Are Psychotherapists Doctors?

The work of a therapist includes many services that help people overcome their problems. These may include counseling, group therapy, individual psychotherapy, or a combination of these. The most common types of therapies that are offered by therapists are psychodynamic (coffee house style), behavioral therapy, and cognitive behavioral therapy. Psychodynamic therapists view the mind as a process that goes through different stages of development, and they try to identify problems early in the process. Behavior therapists seek to change the thoughts, feelings, behaviors and behavior of patients with mental disorders. Cognitive behavioral therapists are taught to recognize the thinking patterns that lead to distress in patients with mental disorders.

Are therapists doctors? This is an important question for many people who have ever faced a diagnosis from a doctor. It is important to remember that therapists and physicians do not have the same educational qualifications or even the same accreditation. In fact, there are several differences between the two medical professions that make it important to understand the differences. Knowing what these differences are can help you to decide if a psychologist or psychiatrist is right for you.

When a patient visits a doctor, the primary focus of the visit is to assess the needs of the patient and come up with a recommended course of treatment. During this assessment process, the doctor will use diagnostic tests such as psychological tests, health history, physical examination and laboratory testing.
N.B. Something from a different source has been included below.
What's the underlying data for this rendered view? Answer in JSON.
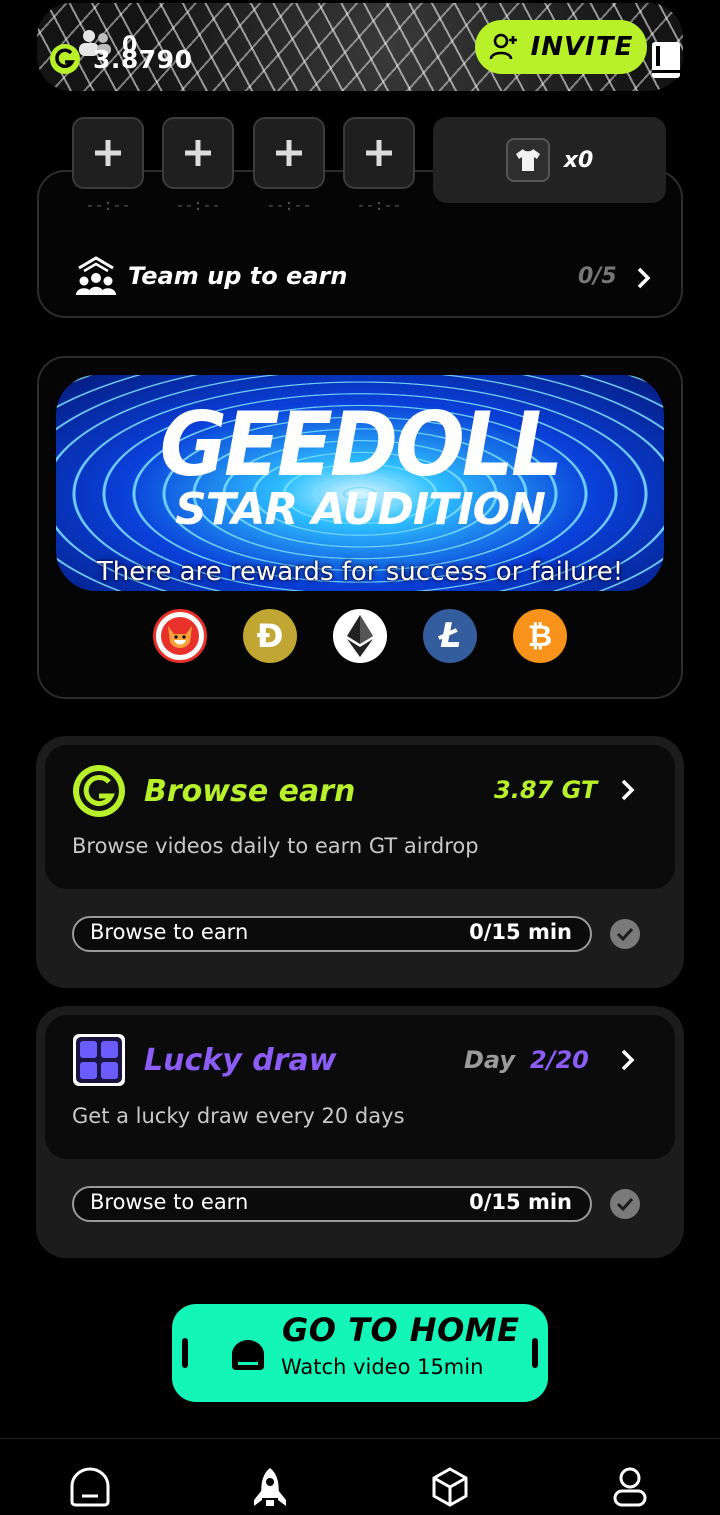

Once a treatment plan has been developed, it will then be referred to a psychiatrist or a psychologist. At this point in time, the psychiatrist will become the one responsible for diagnosing the patient’s mental disorder and developing a treatment plan based on the identified symptoms.

In contrast, when patients work with a psychotherapist, they have completed their work in therapy and will receive counseling after the session. Most therapists do not attend medical school. Instead, most psychotherapy is done by professionals who have experience working with various types of patients. While some therapists do go on to attain formal medical degrees, most work in other forms of mental health care.

Although a psychologist may refer a patient to a psychiatrist, the two physicians work in different fields of medicine. Psychotherapists usually perform clinical tasks such as listening to patients, helping them to communicate effectively, helping them to deal with stress and anger, and instructing them on how to live healthier lives. A psychiatrist will usually perform research tasks, such as looking at past studies and statistics on patients. They may also collaborate closely with a psychologist to create treatment plans for their patients.

However, not all therapists take on these extensive professional roles. There are many psychotherapists who work in private practice. There are some who work through their own agencies and may not have a vast amount of experience working with psychotherapy. Others work in clinics or hospitals. If you think that you may need psychotherapy and are looking for a therapist to help you, there are a few things to keep in mind before choosing which therapist to go with.

When selecting a therapist, you will first want to consider their knowledge and experience in psychotherapy. Check with your local hospital to find out if they are trained in clinical or counseling psychotherapy. You will also want to make sure that your therapist is board certified in psychotherapy. Board certification can sometimes be found by contacting your state board of insurance. If you feel that you have a good understanding of psychotherapy and are reasonably confident that you can make an informed decision about which therapist would be best for your needs, you may want to ask for references. Referrals from people you know and trust can be quite helpful, as can input from your doctor or a friend who has worked with psychotherapists.

While some therapists are licensed, many do not have proper credentials. Many do not take on new patients, and many do not take on low income or no-pay clients. In addition, some therapists may bill their clients for time spent talking with them rather than the actual sessions that they provide. So, when you ask are therapists doctors?